** Opening Data in this exercise block **

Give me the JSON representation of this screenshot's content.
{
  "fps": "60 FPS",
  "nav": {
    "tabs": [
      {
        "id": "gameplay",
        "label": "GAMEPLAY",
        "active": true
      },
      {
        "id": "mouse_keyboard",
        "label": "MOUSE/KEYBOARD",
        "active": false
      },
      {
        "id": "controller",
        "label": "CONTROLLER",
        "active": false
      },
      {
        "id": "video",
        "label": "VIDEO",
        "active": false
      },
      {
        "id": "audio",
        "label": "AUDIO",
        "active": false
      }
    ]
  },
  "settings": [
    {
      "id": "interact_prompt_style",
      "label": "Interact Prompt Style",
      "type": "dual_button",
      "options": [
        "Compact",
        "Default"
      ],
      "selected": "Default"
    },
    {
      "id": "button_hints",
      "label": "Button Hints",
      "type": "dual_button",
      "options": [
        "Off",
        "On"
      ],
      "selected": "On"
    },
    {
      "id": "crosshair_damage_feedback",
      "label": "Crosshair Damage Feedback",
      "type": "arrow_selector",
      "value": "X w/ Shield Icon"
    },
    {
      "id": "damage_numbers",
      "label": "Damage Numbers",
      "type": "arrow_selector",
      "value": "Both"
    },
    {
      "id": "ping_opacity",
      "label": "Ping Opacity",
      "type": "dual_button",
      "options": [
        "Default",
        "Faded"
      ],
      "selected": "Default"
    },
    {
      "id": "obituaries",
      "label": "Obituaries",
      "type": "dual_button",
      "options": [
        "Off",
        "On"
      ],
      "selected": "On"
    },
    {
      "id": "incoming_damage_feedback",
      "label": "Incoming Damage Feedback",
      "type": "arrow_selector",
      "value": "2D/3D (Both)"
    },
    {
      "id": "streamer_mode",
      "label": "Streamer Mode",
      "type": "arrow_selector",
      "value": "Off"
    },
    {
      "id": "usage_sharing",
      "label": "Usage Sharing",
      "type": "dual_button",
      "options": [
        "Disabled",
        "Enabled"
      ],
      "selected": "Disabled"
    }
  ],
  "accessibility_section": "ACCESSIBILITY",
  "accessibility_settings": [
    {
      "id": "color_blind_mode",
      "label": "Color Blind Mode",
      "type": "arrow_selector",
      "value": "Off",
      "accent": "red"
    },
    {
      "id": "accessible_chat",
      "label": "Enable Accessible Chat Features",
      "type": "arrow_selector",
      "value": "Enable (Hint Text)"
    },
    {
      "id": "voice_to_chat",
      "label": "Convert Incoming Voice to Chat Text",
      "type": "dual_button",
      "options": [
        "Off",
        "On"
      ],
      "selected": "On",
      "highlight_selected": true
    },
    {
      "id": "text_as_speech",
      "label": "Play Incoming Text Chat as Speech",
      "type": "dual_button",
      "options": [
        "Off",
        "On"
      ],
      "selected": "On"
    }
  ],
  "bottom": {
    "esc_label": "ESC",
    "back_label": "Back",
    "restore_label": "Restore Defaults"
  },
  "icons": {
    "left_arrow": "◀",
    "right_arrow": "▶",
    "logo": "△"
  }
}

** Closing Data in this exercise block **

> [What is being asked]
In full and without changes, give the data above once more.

> [Problem solution]
Give me the JSON representation of this screenshot's content.
{
  "fps": "60 FPS",
  "nav": {
    "tabs": [
      {
        "id": "gameplay",
        "label": "GAMEPLAY",
        "active": true
      },
      {
        "id": "mouse_keyboard",
        "label": "MOUSE/KEYBOARD",
        "active": false
      },
      {
        "id": "controller",
        "label": "CONTROLLER",
        "active": false
      },
      {
        "id": "video",
        "label": "VIDEO",
        "active": false
      },
      {
        "id": "audio",
        "label": "AUDIO",
        "active": false
      }
    ]
  },
  "settings": [
    {
      "id": "interact_prompt_style",
      "label": "Interact Prompt Style",
      "type": "dual_button",
      "options": [
        "Compact",
        "Default"
      ],
      "selected": "Default"
    },
    {
      "id": "button_hints",
      "label": "Button Hints",
      "type": "dual_button",
      "options": [
        "Off",
        "On"
      ],
      "selected": "On"
    },
    {
      "id": "crosshair_damage_feedback",
      "label": "Crosshair Damage Feedback",
      "type": "arrow_selector",
      "value": "X w/ Shield Icon"
    },
    {
      "id": "damage_numbers",
      "label": "Damage Numbers",
      "type": "arrow_selector",
      "value": "Both"
    },
    {
      "id": "ping_opacity",
      "label": "Ping Opacity",
      "type": "dual_button",
      "options": [
        "Default",
        "Faded"
      ],
      "selected": "Default"
    },
    {
      "id": "obituaries",
      "label": "Obituaries",
      "type": "dual_button",
      "options": [
        "Off",
        "On"
      ],
      "selected": "On"
    },
    {
      "id": "incoming_damage_feedback",
      "label": "Incoming Damage Feedback",
      "type": "arrow_selector",
      "value": "2D/3D (Both)"
    },
    {
      "id": "streamer_mode",
      "label": "Streamer Mode",
      "type": "arrow_selector",
      "value": "Off"
    },
    {
      "id": "usage_sharing",
      "label": "Usage Sharing",
      "type": "dual_button",
      "options": [
        "Disabled",
        "Enabled"
      ],
      "selected": "Disabled"
    }
  ],
  "accessibility_section": "ACCESSIBILITY",
  "accessibility_settings": [
    {
      "id": "color_blind_mode",
      "label": "Color Blind Mode",
      "type": "arrow_selector",
      "value": "Off",
      "accent": "red"
    },
    {
      "id": "accessible_chat",
      "label": "Enable Accessible Chat Features",
      "type": "arrow_selector",
      "value": "Enable (Hint Text)"
    },
    {
      "id": "voice_to_chat",
      "label": "Convert Incoming Voice to Chat Text",
      "type": "dual_button",
      "options": [
        "Off",
        "On"
      ],
      "selected": "On",
      "highlight_selected": true
    },
    {
      "id": "text_as_speech",
      "label": "Play Incoming Text Chat as Speech",
      "type": "dual_button",
      "options": [
        "Off",
        "On"
      ],
      "selected": "On"
    }
  ],
  "bottom": {
    "esc_label": "ESC",
    "back_label": "Back",
    "restore_label": "Restore Defaults"
  },
  "icons": {
    "left_arrow": "◀",
    "right_arrow": "▶",
    "logo": "△"
  }
}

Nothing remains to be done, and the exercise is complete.